Every person was created to carry out a mission in life. Those who succeed are the ones who don’t let anything deter them for long. With faith in the One Above, they ignore the difficulties that would throw off lesser men. They continue their effort with the knowledge that G-d will assist them and take over for them at the proper time.

The final verdict is Hoshana Rabba, after we experience Succot. G-d watches how we would react sitting in the glorious but weather related Succah. It’s a time to ask, to pray, and to go beyond the norm.

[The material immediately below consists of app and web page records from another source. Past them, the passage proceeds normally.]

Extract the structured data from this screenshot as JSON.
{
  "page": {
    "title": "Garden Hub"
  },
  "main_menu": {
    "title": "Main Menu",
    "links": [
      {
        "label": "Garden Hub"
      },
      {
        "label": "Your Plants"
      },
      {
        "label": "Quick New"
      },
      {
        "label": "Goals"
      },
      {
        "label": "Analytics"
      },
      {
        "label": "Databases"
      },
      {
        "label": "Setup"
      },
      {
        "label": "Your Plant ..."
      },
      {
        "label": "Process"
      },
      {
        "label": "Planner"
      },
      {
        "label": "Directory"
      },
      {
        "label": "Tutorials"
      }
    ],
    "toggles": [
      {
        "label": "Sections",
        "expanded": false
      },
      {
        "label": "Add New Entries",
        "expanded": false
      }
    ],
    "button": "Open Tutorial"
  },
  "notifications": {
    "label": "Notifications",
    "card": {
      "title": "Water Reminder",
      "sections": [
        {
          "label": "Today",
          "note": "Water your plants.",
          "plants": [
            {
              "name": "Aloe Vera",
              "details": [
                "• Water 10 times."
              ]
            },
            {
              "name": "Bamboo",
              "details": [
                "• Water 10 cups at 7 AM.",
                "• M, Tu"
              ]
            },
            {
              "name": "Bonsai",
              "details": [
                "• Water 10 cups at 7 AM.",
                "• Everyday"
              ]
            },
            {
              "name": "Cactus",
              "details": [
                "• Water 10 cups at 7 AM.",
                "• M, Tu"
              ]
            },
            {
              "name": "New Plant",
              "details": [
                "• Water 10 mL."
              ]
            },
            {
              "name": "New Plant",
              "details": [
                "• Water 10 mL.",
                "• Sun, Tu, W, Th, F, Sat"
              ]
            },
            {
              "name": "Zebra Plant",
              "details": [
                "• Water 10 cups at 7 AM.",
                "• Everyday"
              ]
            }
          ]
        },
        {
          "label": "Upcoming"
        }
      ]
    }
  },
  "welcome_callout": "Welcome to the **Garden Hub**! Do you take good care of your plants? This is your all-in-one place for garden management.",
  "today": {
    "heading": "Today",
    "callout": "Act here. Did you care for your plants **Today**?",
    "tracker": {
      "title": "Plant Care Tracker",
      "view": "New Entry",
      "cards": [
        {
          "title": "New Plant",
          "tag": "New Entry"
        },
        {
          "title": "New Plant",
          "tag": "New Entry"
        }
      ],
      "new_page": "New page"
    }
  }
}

We learn a very interesting and valuable lesson in similar vein from mikvah.  If someone is spiritually impure – tameh and touches the water, the water becomes impure. It’s powerful – the way Humans can transmit tumah – spiritual impurity. However, if a person immerses himself in a kosher mikvah, then not only is that the mikvah does not fall to impurity, but on the contrary – it makes the person tahor – pure. As long as the person does not have any chatzitza – any object on his body that will be considered a separation, for the idea is to be totally embodied/immersed within the mikvah parameters. He is part and parcel with the mikvah and with that power becomes pure. The Mitzvah of Succah is similar: in order to perform it – one has to be totally in the parameters (the entire body of the person inside the sukkah), just like Mikvah changes one’s status so does Succah, the power of Succah has the ability to make one Kadosh. The power of Succah has the power to make miracles; however, we need siyata di’shmaya and participation from ourselves. We build it, we beautify it, we do our part of participation and G-d does the rest.